Have you noticed that your house has changed from from “everything in its place” to “where did all this stuff come from?” Does the phrase “go clean your room” meet with a look of confused silence? Have you ever suffered a painful injury from stepping on Legos or other small toy parts?
If you answered “yes” to any of these questions, you are probably a parent. Whether or not you were organizationally challenged before welcoming a blessed little one (or two) into your space, no doubt their addition has changed the look and feel of your once-calm home. It’s true: babies and kids come with lots of extra “stuff.” Your challenge is to tame the stuff and regain control over your space. The tips below may bring you back some sanity:
1) Bin for charity. Keep an empty bin in or near each child’s closet for clothes that no longer fit or aren’t being used. When full, take to a local charity.
2) Start them young.

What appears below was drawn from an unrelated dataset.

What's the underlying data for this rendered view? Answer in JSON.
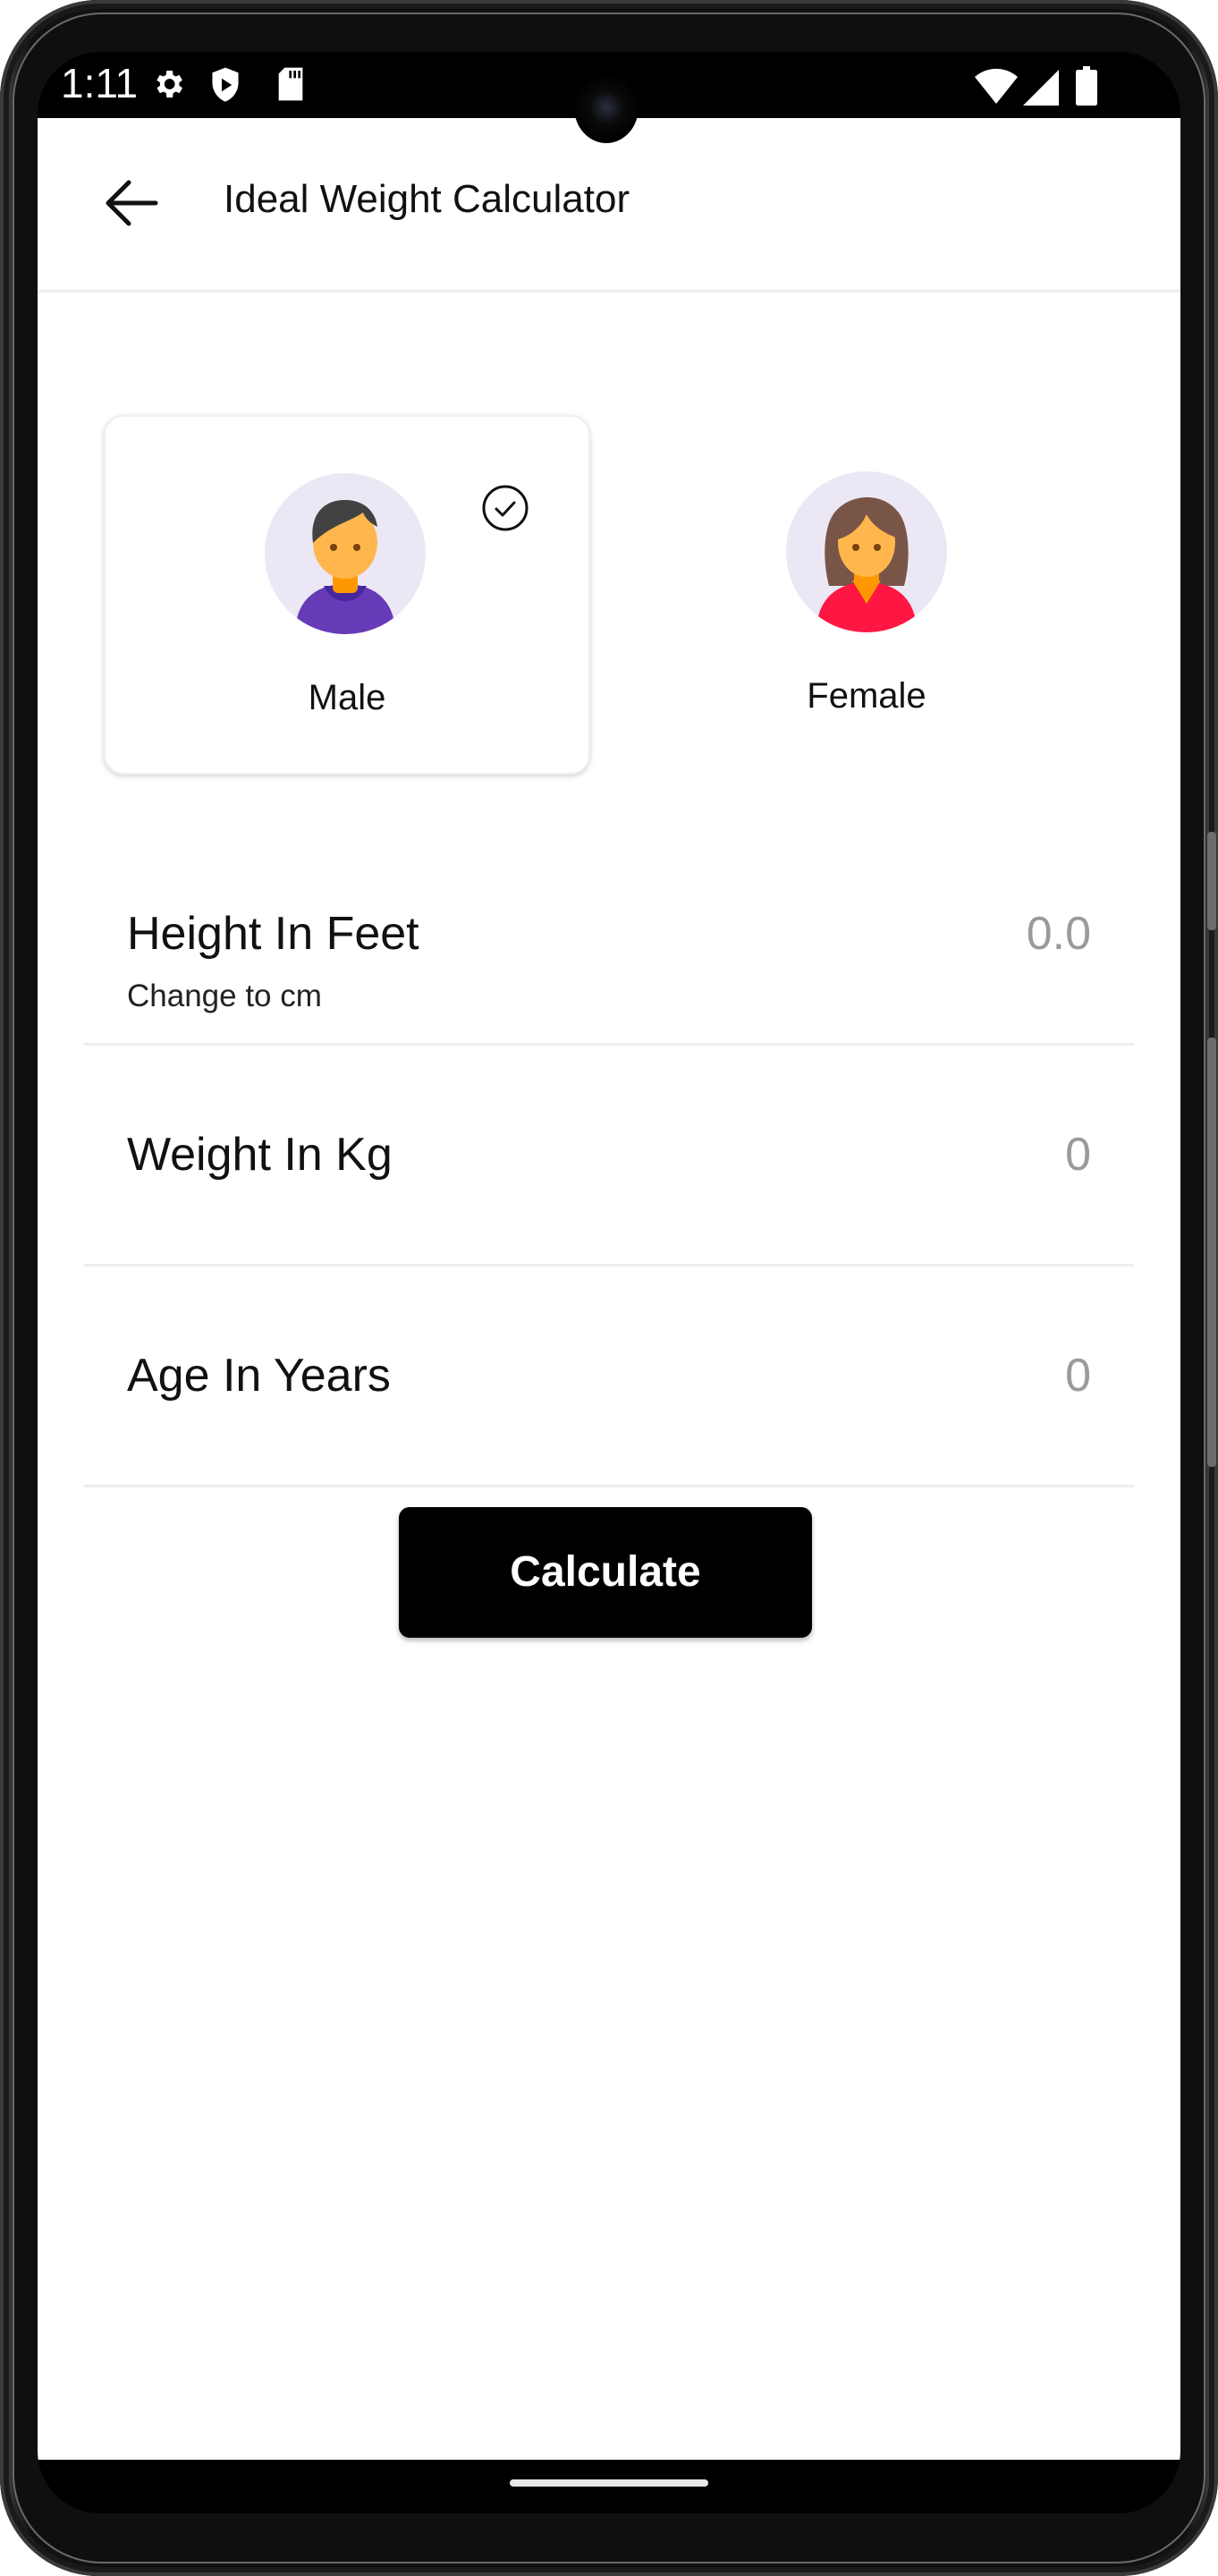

Children as young as 3 can start to help with basic organizing tasks – i.e. putting things away in the proper place – dirty or clean clothes, silverware from the dishwasher, recyclables, and their toys.
3) Store “like” things together. Designate a “home” for “like” items – i.e. all wheeled toys, or all picture toys, books, or all PJs, and then show your child where they go so that there is no confusion when you ask him/her to “clean up.” Put pictures or labels on each container or shelf to make it clear. This helps with reading skills, too.

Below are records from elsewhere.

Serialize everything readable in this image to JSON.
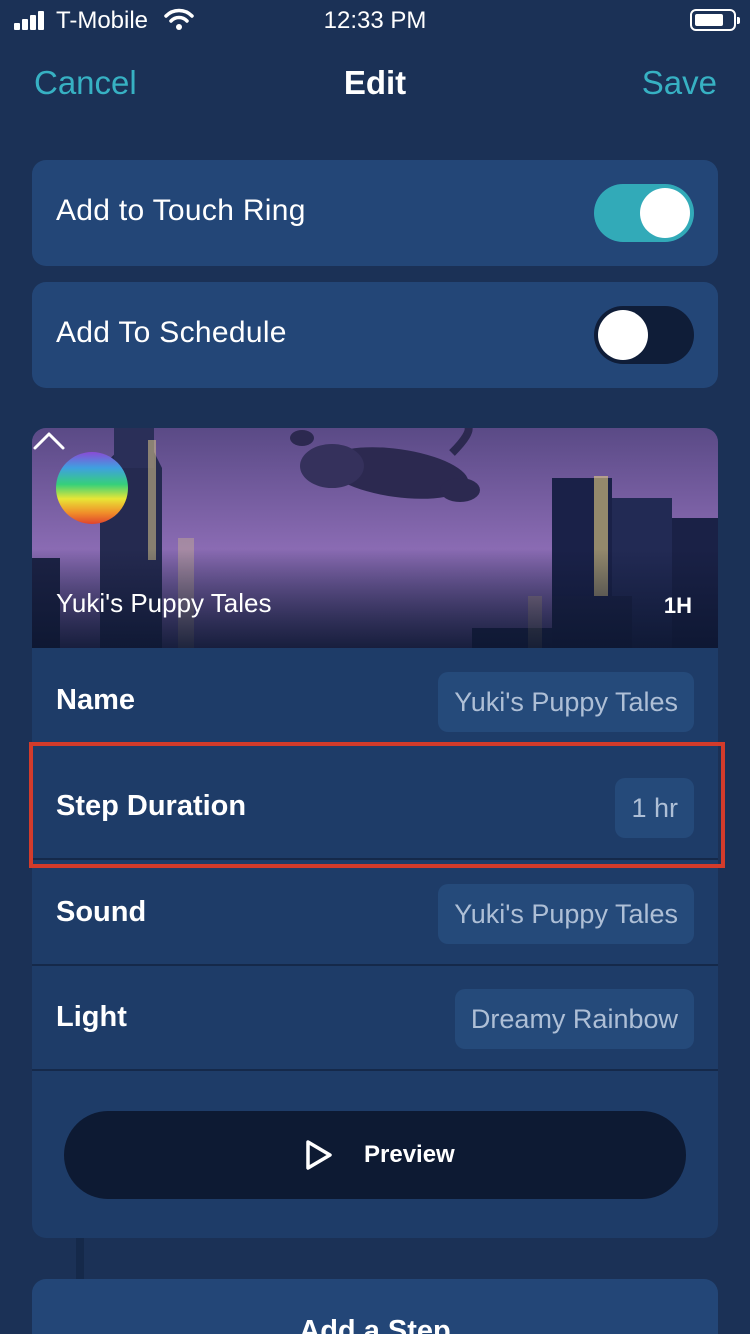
{
  "status_bar": {
    "carrier": "T-Mobile",
    "time": "12:33 PM",
    "signal_icon": "signal-bars-icon",
    "wifi_icon": "wifi-icon",
    "battery_icon": "battery-icon"
  },
  "nav": {
    "cancel_label": "Cancel",
    "title": "Edit",
    "save_label": "Save",
    "accent_color": "#37b1c3"
  },
  "toggles": [
    {
      "label": "Add to Touch Ring",
      "on": true
    },
    {
      "label": "Add To Schedule",
      "on": false
    }
  ],
  "content": {
    "title": "Yuki's Puppy Tales",
    "duration_badge": "1H",
    "collapse_icon": "chevron-up-icon",
    "light_icon": "rainbow-light-icon"
  },
  "fields": {
    "name": {
      "label": "Name",
      "value": "Yuki's Puppy Tales"
    },
    "step_duration": {
      "label": "Step Duration",
      "value": "1 hr"
    },
    "sound": {
      "label": "Sound",
      "value": "Yuki's Puppy Tales"
    },
    "light": {
      "label": "Light",
      "value": "Dreamy Rainbow"
    }
  },
  "preview": {
    "label": "Preview",
    "icon": "play-icon"
  },
  "add_step": {
    "label": "Add a Step"
  },
  "colors": {
    "background": "#1b3156",
    "card": "#234677",
    "toggle_on": "#32aab8",
    "highlight": "#d33b2b"
  }
}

4) 10-Minute Clean-Up. Start the practice of a 10-minute “clean-up time” every night before bed. Everyone who lives in the house can participate by looking for things that are out of place and returning them to their “homes.” You can even make it into a competition – the one who returns the most items gets a prize.
5) One Project at a time. Help children get into the habit of cleaning/picking up one project before starting another one.
6) Purge twice a year. Make it a practice to purge old toys, books, and clothes at least twice a year – either as the seasons change, or before birthdays and Christmas. Do it with your child so that s/he learns how to prioritize the importance of things. Remind him/her that it will be difficult to find homes for any new things they will receive if they don’t make choices about the old things. One way to help them make choices is to give parameters about what they can keep – i.e. choose your favorite 5 stuffed animals to keep, or only one bin of Legos ,or 3 blue shirts (emphasize what they get to keep, not what they have to let go of) Donate useable items to charity.
7) Have a no gifts policy. Consider a “no gifts” policy at birthday parties. This may sound controversial, but think about whether your child really needs more “stuff” that will fill your home. Give suggestions to invitees for alternative gifts such as activities or outings. Similarly, don’t contribute to your guests’ home clutter by handing out trinkets of nominal value as “party gifts.”
8) Designate bags per sport. Designate one bag for each sport or activity. Keep everything required for that sport or activity in only that bag – i.e. equipment, water bottle, sunscreen, etc. Grab the bag when it’s time to go!
9) Use your child’s favorite space. Notice where your child is most likely to spend time – it may not be in his/her room. Choose that space to set up a homework supply zone – pens, pencils, pencil sharpener, paper, erasers, etc. Require that all items are returned to their storage area before leaving the room.
10) Display and purge. Display art projects for a designated time; purge on a regular basis. If you want to remember a special creation, take a picture of your child with it, and create a digital photo book.
11) Accept it. Accept the fact that while you have young children, your home will not resemble a magazine shoot. It’s OK to have kid stuff around the house, as long as it is contained when not in use.
Implement these steps today and you’ll be amazed at how quickly the clutter in your home is reduced. Not only will you feel better but you’ll be more focused too.
Contact Memory Spring for more information on improving your memory and brain health. You can reach us at (530) 297-6464 or click here to email us.
Gwynnae Byrd is a mom and the owner of Home Transitions, a full service professional home organizing company in Sacramento, CA. She strives to help her clients declutter, simplify, and breathe. Visit her website at www.SacHomeTransistions.com.